But scrolling through my Facebook feed and reading about First Nation’s people taking peaceful and powerful stands to protect their land, their rights, and their water, in North Dakota and, here in Canada, at Muskrat Falls, I feel like my little gratitudes are so meaningless. Talking about my small life, about walking to the grocery store or watching the ice form on the river, is so useless. There are people out there right now, mothers with their children in their arms, facing down cops in riot gear. Tear gas and sound cannons and military vehicles meant to intimidate. My triumphs and problems, though large in my life, are so insignificant in comparison.

It’s easy to become overwhelmed.
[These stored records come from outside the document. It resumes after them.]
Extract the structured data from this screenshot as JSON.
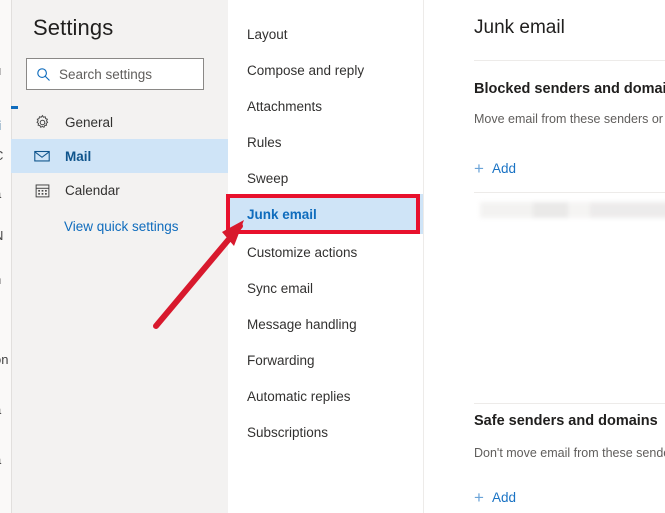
{
  "background_app": {
    "text_fragments": [
      "s",
      "u",
      "li",
      "C",
      "a",
      "N",
      "n",
      "r",
      "on",
      "a",
      "a"
    ]
  },
  "dialog": {
    "title": "Settings",
    "search": {
      "placeholder": "Search settings",
      "value": "",
      "icon": "search-icon"
    },
    "nav_items": [
      {
        "label": "General",
        "icon": "gear-icon",
        "selected": false
      },
      {
        "label": "Mail",
        "icon": "envelope-icon",
        "selected": true
      },
      {
        "label": "Calendar",
        "icon": "calendar-icon",
        "selected": false
      }
    ],
    "quick_settings_link": "View quick settings",
    "menu_items": [
      {
        "label": "Layout",
        "active": false
      },
      {
        "label": "Compose and reply",
        "active": false
      },
      {
        "label": "Attachments",
        "active": false
      },
      {
        "label": "Rules",
        "active": false
      },
      {
        "label": "Sweep",
        "active": false
      },
      {
        "label": "Junk email",
        "active": true
      },
      {
        "label": "Customize actions",
        "active": false
      },
      {
        "label": "Sync email",
        "active": false
      },
      {
        "label": "Message handling",
        "active": false
      },
      {
        "label": "Forwarding",
        "active": false
      },
      {
        "label": "Automatic replies",
        "active": false
      },
      {
        "label": "Subscriptions",
        "active": false
      }
    ],
    "content": {
      "title": "Junk email",
      "blocked": {
        "heading": "Blocked senders and domains",
        "description": "Move email from these senders or domains into",
        "add_label": "Add",
        "add_icon": "plus-icon"
      },
      "safe": {
        "heading": "Safe senders and domains",
        "description": "Don't move email from these senders or domains",
        "add_label": "Add",
        "add_icon": "plus-icon"
      }
    }
  },
  "annotations": {
    "highlight_color": "#e8112d",
    "arrow_color": "#d8192d",
    "target": "Junk email"
  },
  "colors": {
    "selection_blue": "#cfe4f7",
    "link_blue": "#0f6cbd",
    "nav_bg": "#f3f2f1",
    "text_primary": "#201f1e",
    "text_secondary": "#605e5c"
  }
}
I could expand my view to include all of the people fleeing their war-torn homes. All of the people who are being hit hardest by hurricanes, floods, droughts, record high temperatures. All of the people starving while we send perfectly edible food to landfills. Dead zones in the ocean. Mass extinction. I could go on, and on. And on. I could throw up my hands in despair because how could I or anyone else ever have any effect on all of this? It feels out of control, too big, unmanageable.

So I come back to the small. I come back to what I can do today. I can amplify the voices demanding change. I can add my voice to it. I can donate money and supplies. I can educate myself about the damage of colonialism, capitalism, misogyny, rape culture. I can challenge all of my own biases and privileges. I can raise my children to be aware of these things, too. I can raise them to ask uncomfortable questions, to call out wrongs when they see them, to be compassionate and generous and thoughtful human beings. I can hope.

If we all practice taking these small actions each day, if we all take them together, maybe they’ll add up to something greater than all of us. Maybe they’ll add up to the massive change we need, for the planet and for all of us living on it. My small gratitudes don’t seem quite so insignificant, when they go hand in hand with these actions. I am grateful to have my eyes open.